The Carolina Panthers made history at last year’s NFL draft.
In 2020, the Panthers became the first team since the merger in 1970 to use seven picks on the defensive side of the ball. All seven of those players eventually made contributions as the team began the processing of rebuilding its defense.
It is highly unlikely the team will duplicate the 1985 Cleveland Browns, the only team since the merger to select seven offensive players, in next week’s draft. There are still some remaining needs on defense, especially at cornerback and defensive tackle, although it would make for interesting record-setting.
With seven picks in the upcoming draft, the Panthers have an opportunity to add talent to the roster after filling most of the obvious needs, both starters and backups, during free agency. Along the way, the Panthers could set some notable marks and firsts, especially in the first year under general manager Scott Fitterer.
Here are some possibilities some to keep an eye on:
Panthers have not drafted a defensive back in the first round since 2004
It has been close to two decades since Carolina invested a first-round pick on any defensive back — corner or safety. The last time the Panthers drafted a cornerback in the first-round was Chris Gamble in 2004. The team has drafted 38 other defensive backs outside of the first round since 1995, per Pro Football Reference. Since 2005, NFL teams have drafted a total of 93 defensive backs in the first round. During Fitterer’s time with the Seattle Seahawks, the team only drafted two corners in the first-round, but a significant amount of trading out of the first day helped with that.
Why this could be the year: Last year, the Panthers drafted two cornerbacks, Troy Pride Jr. and Stan Thomas-Oliver, and two other defensive backs, hybrid player Jeremy Chinn and safety Kenny Robinson.
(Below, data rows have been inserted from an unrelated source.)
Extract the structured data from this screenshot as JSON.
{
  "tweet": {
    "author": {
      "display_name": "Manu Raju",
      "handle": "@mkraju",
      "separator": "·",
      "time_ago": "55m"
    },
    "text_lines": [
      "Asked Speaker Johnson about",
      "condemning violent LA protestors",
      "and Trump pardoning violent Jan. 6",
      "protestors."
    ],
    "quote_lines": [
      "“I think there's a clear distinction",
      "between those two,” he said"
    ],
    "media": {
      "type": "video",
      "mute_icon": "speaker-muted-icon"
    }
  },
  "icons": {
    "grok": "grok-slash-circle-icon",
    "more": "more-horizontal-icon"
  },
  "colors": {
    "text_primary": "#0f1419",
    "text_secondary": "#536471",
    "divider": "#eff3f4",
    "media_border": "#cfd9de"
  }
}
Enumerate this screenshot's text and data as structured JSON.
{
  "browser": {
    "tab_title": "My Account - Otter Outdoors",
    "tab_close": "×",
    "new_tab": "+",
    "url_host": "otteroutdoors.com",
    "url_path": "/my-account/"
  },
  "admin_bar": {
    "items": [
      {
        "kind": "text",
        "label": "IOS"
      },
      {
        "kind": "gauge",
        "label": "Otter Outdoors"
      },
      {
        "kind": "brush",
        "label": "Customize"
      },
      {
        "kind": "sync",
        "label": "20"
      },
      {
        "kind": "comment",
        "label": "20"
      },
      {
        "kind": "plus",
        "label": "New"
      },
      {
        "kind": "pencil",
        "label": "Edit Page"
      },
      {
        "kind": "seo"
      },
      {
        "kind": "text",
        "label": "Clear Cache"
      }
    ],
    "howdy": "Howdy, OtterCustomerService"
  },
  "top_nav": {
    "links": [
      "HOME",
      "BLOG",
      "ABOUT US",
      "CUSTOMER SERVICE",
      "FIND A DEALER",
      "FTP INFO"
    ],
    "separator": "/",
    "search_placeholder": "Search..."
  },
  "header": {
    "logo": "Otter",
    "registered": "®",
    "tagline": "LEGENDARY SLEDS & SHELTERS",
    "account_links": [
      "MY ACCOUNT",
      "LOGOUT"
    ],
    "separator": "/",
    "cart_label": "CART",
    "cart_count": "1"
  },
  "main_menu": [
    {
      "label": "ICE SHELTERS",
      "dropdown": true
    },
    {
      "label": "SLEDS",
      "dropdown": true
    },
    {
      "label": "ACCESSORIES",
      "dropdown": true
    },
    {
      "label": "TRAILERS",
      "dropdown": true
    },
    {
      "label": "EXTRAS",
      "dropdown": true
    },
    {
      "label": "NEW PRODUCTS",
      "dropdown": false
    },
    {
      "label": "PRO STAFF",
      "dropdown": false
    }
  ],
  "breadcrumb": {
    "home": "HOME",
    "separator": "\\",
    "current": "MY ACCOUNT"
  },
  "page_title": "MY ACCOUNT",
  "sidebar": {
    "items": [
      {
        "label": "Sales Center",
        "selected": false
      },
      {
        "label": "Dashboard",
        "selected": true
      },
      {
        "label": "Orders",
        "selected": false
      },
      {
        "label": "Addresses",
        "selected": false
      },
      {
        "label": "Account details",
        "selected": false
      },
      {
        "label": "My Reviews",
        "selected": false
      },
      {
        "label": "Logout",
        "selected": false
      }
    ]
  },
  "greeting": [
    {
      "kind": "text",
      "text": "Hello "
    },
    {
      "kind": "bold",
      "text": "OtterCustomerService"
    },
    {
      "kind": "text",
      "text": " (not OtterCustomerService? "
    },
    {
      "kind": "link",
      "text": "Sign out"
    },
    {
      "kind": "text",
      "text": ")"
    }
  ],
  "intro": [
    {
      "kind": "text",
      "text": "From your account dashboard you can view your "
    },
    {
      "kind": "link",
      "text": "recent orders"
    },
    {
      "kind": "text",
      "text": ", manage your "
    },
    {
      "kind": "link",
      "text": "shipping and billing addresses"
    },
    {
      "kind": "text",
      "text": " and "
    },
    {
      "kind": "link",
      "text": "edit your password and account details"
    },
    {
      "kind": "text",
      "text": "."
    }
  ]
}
Even though the team signed veteran corner A.J. Bouye recently, cornerback remains a position that needs to be addressed. Bouye is not a long-term solution, Donte Jackson is entering the final year of his rookie deal — although an extension could be on the way — and Pride is still developing.
Taking a corner at No. 8 is a possibility for the Panthers and could also be a strong option if the team gets a good offer to trade back.
Players to watch: Patrick Surtain II (Alabama), Jaycee Horn (South Carolina).
A former Clemson player has never been drafted by Panthers
No, it’s not going to be Trevor Lawrence playing in Charlotte, but could this be the year a former Clemson Tiger is drafted by the Panthers?
The reality that the team has never drafted someone from Clemson is one of a list of random facts that can be trotted out each draft weekend, but it stands out because of the proximity of the school to Bank of America Stadium. Currently, there are no former Clemson players on the roster.
A couple of Tigers were coached by the Panthers staff at the Senior Bowl, Amari Rodgers and Cornell Powell, and could be potential fits as Carolina works to get younger on offense.
Players to watch: WR Amari Rodgers; WR Cornell Powell; OL Jackson Carman.
Could the 10th quarterback in franchise history be drafted?
The Panthers added a new face to the quarterback room by trading for former New York Jets’ third-overall pick Sam Darnold. The organization has selected nine quarterbacks in the draft, including two in the first-round — Kerry Collins (1995) and Cam Newton (2011). Since 2011, Newton and 2019 third-round pick Will Grier have been the only quarterbacks the team has drafted.
Why this could be the year: Even after trading for Darnold, the Panthers could still draft a quarterback. It is now less likely in the first round, but taking a chance on a player on Day 2 or Day 3 is also a possibility as the team looks to get the quarterback situation straightened out.
Players to watch: Justin Fields (Ohio State), Kellen Mond (Texas A&M), Davis Mills (Stanford).
No tight end drafted in first two rounds
Tight end is not often a position addressed early in the NFL draft. Florida’s Kyle Pitts is the notable name this year, but he is likely to be off the board by the time Carolina picks at No. 8.
The Panthers have only drafted one tight end in the first three rounds of the draft — Mike Seidman 76th overall in 2003. Drafting a tight end early in Seattle was not unheard of, including Nick Vannett in the third-round in 2016.
Why this could be the year: Dan Arnold was added to the tight end room this offseason, but there is still a need at the position for another top pass-catcher. The Panthers’ previous history does not involve addressing the position early, but there is a major need this year for Joe Brady’s offense and it could be something addressed earlier under coach Matt Rhule and Fitterer.
Players to watch: Pat Freiermuth (Penn State), Hunter Long (Boston College), Brevin Jordan (Miami FL).